> Directions
When you answer, restate the entries below without altering anything.

::::

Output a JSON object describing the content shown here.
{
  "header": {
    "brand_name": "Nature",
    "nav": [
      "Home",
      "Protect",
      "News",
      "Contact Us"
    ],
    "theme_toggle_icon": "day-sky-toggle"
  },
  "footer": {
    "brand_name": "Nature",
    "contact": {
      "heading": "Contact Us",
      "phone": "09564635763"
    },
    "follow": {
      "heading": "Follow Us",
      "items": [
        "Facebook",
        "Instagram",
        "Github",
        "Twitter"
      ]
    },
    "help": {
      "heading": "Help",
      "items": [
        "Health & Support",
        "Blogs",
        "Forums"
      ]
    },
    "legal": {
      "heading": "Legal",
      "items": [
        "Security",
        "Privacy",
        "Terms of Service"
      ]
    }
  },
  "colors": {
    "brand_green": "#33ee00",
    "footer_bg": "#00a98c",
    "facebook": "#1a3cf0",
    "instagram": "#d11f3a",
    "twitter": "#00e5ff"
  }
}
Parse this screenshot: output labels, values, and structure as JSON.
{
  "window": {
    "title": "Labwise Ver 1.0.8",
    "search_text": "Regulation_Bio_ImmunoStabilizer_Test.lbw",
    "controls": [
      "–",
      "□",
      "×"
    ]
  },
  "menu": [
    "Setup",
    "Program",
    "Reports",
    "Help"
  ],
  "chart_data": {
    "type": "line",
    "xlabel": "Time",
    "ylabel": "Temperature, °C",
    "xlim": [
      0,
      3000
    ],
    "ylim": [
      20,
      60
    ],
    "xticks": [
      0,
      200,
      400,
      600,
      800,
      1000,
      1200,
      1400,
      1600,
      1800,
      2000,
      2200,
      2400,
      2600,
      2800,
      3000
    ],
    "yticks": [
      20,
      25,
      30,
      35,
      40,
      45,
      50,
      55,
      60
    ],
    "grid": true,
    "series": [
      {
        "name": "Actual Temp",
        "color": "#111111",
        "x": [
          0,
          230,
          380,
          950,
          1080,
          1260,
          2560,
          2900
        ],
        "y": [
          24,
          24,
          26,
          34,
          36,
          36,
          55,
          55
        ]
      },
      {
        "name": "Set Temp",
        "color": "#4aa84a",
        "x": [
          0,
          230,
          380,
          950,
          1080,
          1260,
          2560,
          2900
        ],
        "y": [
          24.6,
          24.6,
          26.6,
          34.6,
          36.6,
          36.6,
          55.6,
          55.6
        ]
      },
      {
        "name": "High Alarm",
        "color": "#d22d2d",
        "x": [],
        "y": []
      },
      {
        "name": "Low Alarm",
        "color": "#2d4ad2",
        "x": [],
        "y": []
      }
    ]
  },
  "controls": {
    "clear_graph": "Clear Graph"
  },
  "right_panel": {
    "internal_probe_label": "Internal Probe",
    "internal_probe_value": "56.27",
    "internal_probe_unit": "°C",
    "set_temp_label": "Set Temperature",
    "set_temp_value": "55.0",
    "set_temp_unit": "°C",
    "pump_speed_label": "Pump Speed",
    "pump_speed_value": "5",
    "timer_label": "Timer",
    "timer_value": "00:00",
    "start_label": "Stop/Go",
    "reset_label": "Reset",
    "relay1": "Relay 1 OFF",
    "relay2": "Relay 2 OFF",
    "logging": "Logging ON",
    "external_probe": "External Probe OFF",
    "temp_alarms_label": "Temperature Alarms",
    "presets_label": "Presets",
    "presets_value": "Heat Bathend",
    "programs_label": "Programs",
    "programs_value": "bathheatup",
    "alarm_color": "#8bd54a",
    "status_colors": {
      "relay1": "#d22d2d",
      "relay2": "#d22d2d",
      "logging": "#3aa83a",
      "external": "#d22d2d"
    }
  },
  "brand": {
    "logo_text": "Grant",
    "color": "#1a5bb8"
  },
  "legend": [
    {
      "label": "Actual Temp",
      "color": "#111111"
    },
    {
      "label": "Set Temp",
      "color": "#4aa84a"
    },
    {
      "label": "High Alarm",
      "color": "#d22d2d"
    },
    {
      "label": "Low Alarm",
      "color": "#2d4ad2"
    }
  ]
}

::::

> Answer to this problem
Output a JSON object describing the content shown here.
{
  "header": {
    "brand_name": "Nature",
    "nav": [
      "Home",
      "Protect",
      "News",
      "Contact Us"
    ],
    "theme_toggle_icon": "day-sky-toggle"
  },
  "footer": {
    "brand_name": "Nature",
    "contact": {
      "heading": "Contact Us",
      "phone": "09564635763"
    },
    "follow": {
      "heading": "Follow Us",
      "items": [
        "Facebook",
        "Instagram",
        "Github",
        "Twitter"
      ]
    },
    "help": {
      "heading": "Help",
      "items": [
        "Health & Support",
        "Blogs",
        "Forums"
      ]
    },
    "legal": {
      "heading": "Legal",
      "items": [
        "Security",
        "Privacy",
        "Terms of Service"
      ]
    }
  },
  "colors": {
    "brand_green": "#33ee00",
    "footer_bg": "#00a98c",
    "facebook": "#1a3cf0",
    "instagram": "#d11f3a",
    "twitter": "#00e5ff"
  }
}
Parse this screenshot: output labels, values, and structure as JSON.
{
  "window": {
    "title": "Labwise Ver 1.0.8",
    "search_text": "Regulation_Bio_ImmunoStabilizer_Test.lbw",
    "controls": [
      "–",
      "□",
      "×"
    ]
  },
  "menu": [
    "Setup",
    "Program",
    "Reports",
    "Help"
  ],
  "chart_data": {
    "type": "line",
    "xlabel": "Time",
    "ylabel": "Temperature, °C",
    "xlim": [
      0,
      3000
    ],
    "ylim": [
      20,
      60
    ],
    "xticks": [
      0,
      200,
      400,
      600,
      800,
      1000,
      1200,
      1400,
      1600,
      1800,
      2000,
      2200,
      2400,
      2600,
      2800,
      3000
    ],
    "yticks": [
      20,
      25,
      30,
      35,
      40,
      45,
      50,
      55,
      60
    ],
    "grid": true,
    "series": [
      {
        "name": "Actual Temp",
        "color": "#111111",
        "x": [
          0,
          230,
          380,
          950,
          1080,
          1260,
          2560,
          2900
        ],
        "y": [
          24,
          24,
          26,
          34,
          36,
          36,
          55,
          55
        ]
      },
      {
        "name": "Set Temp",
        "color": "#4aa84a",
        "x": [
          0,
          230,
          380,
          950,
          1080,
          1260,
          2560,
          2900
        ],
        "y": [
          24.6,
          24.6,
          26.6,
          34.6,
          36.6,
          36.6,
          55.6,
          55.6
        ]
      },
      {
        "name": "High Alarm",
        "color": "#d22d2d",
        "x": [],
        "y": []
      },
      {
        "name": "Low Alarm",
        "color": "#2d4ad2",
        "x": [],
        "y": []
      }
    ]
  },
  "controls": {
    "clear_graph": "Clear Graph"
  },
  "right_panel": {
    "internal_probe_label": "Internal Probe",
    "internal_probe_value": "56.27",
    "internal_probe_unit": "°C",
    "set_temp_label": "Set Temperature",
    "set_temp_value": "55.0",
    "set_temp_unit": "°C",
    "pump_speed_label": "Pump Speed",
    "pump_speed_value": "5",
    "timer_label": "Timer",
    "timer_value": "00:00",
    "start_label": "Stop/Go",
    "reset_label": "Reset",
    "relay1": "Relay 1 OFF",
    "relay2": "Relay 2 OFF",
    "logging": "Logging ON",
    "external_probe": "External Probe OFF",
    "temp_alarms_label": "Temperature Alarms",
    "presets_label": "Presets",
    "presets_value": "Heat Bathend",
    "programs_label": "Programs",
    "programs_value": "bathheatup",
    "alarm_color": "#8bd54a",
    "status_colors": {
      "relay1": "#d22d2d",
      "relay2": "#d22d2d",
      "logging": "#3aa83a",
      "external": "#d22d2d"
    }
  },
  "brand": {
    "logo_text": "Grant",
    "color": "#1a5bb8"
  },
  "legend": [
    {
      "label": "Actual Temp",
      "color": "#111111"
    },
    {
      "label": "Set Temp",
      "color": "#4aa84a"
    },
    {
      "label": "High Alarm",
      "color": "#d22d2d"
    },
    {
      "label": "Low Alarm",
      "color": "#2d4ad2"
    }
  ]
}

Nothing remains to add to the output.